    FinCraft 17 DC
    These folks are sitting on one of the most strong and sturdy pedestal base assemblies I’ve seen.


    You’re going to want to get very aggressive on the trim with the 17 DC. Not unlike most bass boats, it takes a lot of up-trim to get the performance right. As you get on plane, start bringing it up and you’ll feel the expected added boost of acceleration. But here’s where the 17 DC is a bit different. Normally you’d expect to see the spray move from the midships area aft to the stern quarters. That doesn’t happen here. So you’ll inevitably add too much trim (I did) and as soon as the prop starts to pick up air, drop back down a notch or two. Then you’re fine.

    FinCraft 17 DC
    Notice that while this boat is at speed and trimmed, the spray is still coming from just before the helm area. That’s a characteristic of this boat. You’ll still get the boost in speed when trimming, but the spray won’t be moving back to the stern.

    Now, if you decide to do any maneuvering, you’ll need to drop the trim first or you’ll ventilate the prop. Full down trim and then you’re fine to crank and bank.

    A Different Feel

    I’ve tested the full line of FinCraft boats and this 17 DC has one characteristic that sets it apart and it has a lot to do with the construction. These boats are built very solid -- I watched the process from start to finish, and pounded on a hull right out of the mold with a rubber mallet. They’re not thrown together or flimsy. I need to be clear on this before I continue. FinCrafts have a solid, one piece hull including stringers. So any impact on the hull is directly transferred to the rest of the hull. Put your hand on your desk and with your other hand, knock about a foot away. You’ll feel it in your first hand. The point I’m making is that as the 17 DC goes through the water, you can feel the impact of the waves in your feet as it gets transferred through the hull to the deck. FinCraft is so confident in their hull integrity that they stand behind it with a limited lifetime warranty that is even transferable to a second owner, and they’ve never had a claim with over 10,000 hulls, the company says.

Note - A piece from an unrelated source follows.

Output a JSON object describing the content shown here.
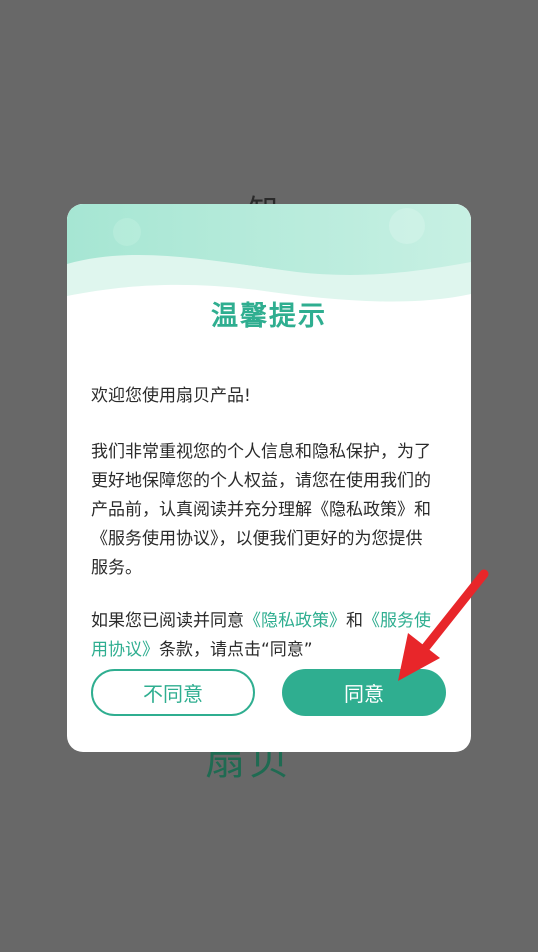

    For years people have asked why someone didn’t build a good fiberglass multi-species fishing boat. The reasons no one did were because fiberglass boats were heavy and expensive to make. FinCraft has changed all of that because of VEC – and now we have a light, inexpensive fiberglass fishing boat.Most bass boats sold these days for both professional and amateur tournaments are fiberglass. For these sophisticated anglers it is the material of choice because the boats can be shaped better to fit their requirements. Likewise, multi-specie anglers can now have a fishing boat that rides better in a chop, has higher gunwales for safety, comfort and dryness, and just simply look better out on the water. With a package price of $18,064 with a 50-hp Merc and trailer – and weighing only 1,450 lbs. (659 kgs.) – it is clear that fiberglass has finally arrived for multi-specie anglers.

    Test Result Highlights

    • Top speed for the FinCraft 17 DC (2010-) is 35.9 mph (57.8 kph), burning 7.5 gallons per hour (gph) or 28.39 liters per hour (lph).
    • Best cruise for the FinCraft 17 DC (2010-) is 21.3 mph (34.3 kph), and the boat gets 6.34 miles per gallon (mpg) or 2.7 kilometers per liter (kpl), giving the boat a cruising range of 131 miles (210.82 kilometers).
    • Tested power is 1 x 90-hp Mercury OptiMax.

    Standard and Optional Features


    CD Stereo Optional
    Shore Power Standard

    Exterior Features

    Swim Ladder Standard


    Hull Warranty
    Lifetime Limited Warranty

    See the PRICE by becoming a BoatTEST member.
    (It's quick and FREE!)